  • What’s your budget: Obviously, you’ll need to have sufficient budget for acquisition and maintenance of a product which is consistent with your needs.
  • Link analysis functionality: The feature sets of individual link analysis tools change over time, as vendors deliver new software releases with new capabilities. Requirements vary by customer, but a few key link analysis features to consider are:


  • Reading data from different formats and sources
  • Process and time for preparing the data each time you draw a link chart
  • Built in transformation features to clean-up, standardize, and format the data
  • Ability to save and retrieve link charts
  • Ability to share link charts with other users
  • Ability to visualize and analyze data on a map
  • Ability to merge and un-merge objects
  • Ability to visualize and display flows between entities (e.g., money flows between organizations)
  • Incorporation of Natural Language Processing (NLP)


Candidate Solutions

The figure below shows the relative positioning of the most popular link analysis tools. Once you have a shortlist of candidate vendors, compare those vendors using the criteria outlined in this paper to help guide you towards an appropriate solution.



Introduction to Candidate Products:

  • Microsoft® Visio®: Not a link analysis tool, but a drawing tool that you can use to manually draw link chart visualizations and create diagrams, without the need to manage any data. If all you need to do is manually draw attractive charts, Visio may meet the need.
  • Gephi®: An open source product, without cost, often used by researchers, academics, and journalists.
  • Harris® i2® Analyst’s Notebook® (ANB): Commercial desktop-based link analysis software to visualize spreadsheets and fixed files. A popular product for standalone users. Can optionally be coupled to Harris i2 iBase, which is effectively a workgroup database that holds data that can be assembled in ANB link charts.
  • Palantir® Gotham®: High-end server-based Enterprise-class data analysis software, Palantir Gotham handles multiple users and large amounts of data, and includes link analysis and many other data analysis facilities.
  • DataWalk®: A server-based Enterprise-class data analysis platform providing link analysis; a repository for connecting and accessing vast amounts of data; unique technology for rapidly executing ad-hoc, no-code complex queries; and various other analytical facilities.

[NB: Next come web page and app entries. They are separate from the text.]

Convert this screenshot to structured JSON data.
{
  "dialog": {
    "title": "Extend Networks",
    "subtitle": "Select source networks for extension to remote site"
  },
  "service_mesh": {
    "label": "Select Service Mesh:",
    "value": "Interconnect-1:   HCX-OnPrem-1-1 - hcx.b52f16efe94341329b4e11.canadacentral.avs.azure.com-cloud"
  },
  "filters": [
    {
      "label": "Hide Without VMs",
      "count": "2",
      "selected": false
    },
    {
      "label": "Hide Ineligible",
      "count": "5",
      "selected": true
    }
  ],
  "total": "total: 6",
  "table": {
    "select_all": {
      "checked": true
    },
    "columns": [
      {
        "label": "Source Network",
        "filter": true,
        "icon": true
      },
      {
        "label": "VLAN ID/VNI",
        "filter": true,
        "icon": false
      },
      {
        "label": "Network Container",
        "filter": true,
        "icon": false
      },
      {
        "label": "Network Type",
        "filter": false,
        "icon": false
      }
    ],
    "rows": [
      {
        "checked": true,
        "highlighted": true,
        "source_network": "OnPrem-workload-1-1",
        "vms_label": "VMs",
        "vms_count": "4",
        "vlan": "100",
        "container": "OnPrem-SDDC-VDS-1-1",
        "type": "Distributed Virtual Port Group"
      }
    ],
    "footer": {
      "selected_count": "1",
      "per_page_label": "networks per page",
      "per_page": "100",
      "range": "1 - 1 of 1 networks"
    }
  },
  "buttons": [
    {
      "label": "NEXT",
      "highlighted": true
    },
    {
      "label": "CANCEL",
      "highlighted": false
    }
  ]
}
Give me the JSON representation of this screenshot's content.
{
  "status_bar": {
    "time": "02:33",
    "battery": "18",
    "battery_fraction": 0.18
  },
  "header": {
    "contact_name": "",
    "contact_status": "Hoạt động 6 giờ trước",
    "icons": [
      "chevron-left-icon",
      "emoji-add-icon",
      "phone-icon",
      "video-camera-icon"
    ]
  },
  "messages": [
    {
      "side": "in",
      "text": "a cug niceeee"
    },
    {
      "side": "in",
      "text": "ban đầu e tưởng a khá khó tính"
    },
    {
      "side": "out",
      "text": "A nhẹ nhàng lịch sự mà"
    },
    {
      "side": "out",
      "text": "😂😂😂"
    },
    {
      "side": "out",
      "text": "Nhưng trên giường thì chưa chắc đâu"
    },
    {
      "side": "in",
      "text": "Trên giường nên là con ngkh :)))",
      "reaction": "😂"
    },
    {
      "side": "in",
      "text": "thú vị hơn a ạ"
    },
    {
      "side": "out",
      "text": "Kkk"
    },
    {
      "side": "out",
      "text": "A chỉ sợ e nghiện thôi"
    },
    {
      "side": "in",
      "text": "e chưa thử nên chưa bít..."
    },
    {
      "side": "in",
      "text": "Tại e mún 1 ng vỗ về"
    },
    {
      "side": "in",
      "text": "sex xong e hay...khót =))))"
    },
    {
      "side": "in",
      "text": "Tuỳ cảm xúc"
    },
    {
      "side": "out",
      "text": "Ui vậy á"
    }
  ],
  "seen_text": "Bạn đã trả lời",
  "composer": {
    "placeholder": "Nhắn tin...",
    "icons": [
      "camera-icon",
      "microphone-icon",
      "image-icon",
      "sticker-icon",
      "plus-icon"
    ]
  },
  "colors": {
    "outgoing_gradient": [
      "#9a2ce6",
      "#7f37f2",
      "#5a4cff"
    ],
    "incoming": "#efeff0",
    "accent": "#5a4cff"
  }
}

The right link analysis tool for you will depend on the specifics of your environment and the problems you need to solve. Create a shortlist of candidate vendors based on the nature of your environment, use the criteria in this paper to help you identify your key requirements, and then evaluate those vendors against these criteria. This process should help ensure you select a product that is appropriate for you and your organization.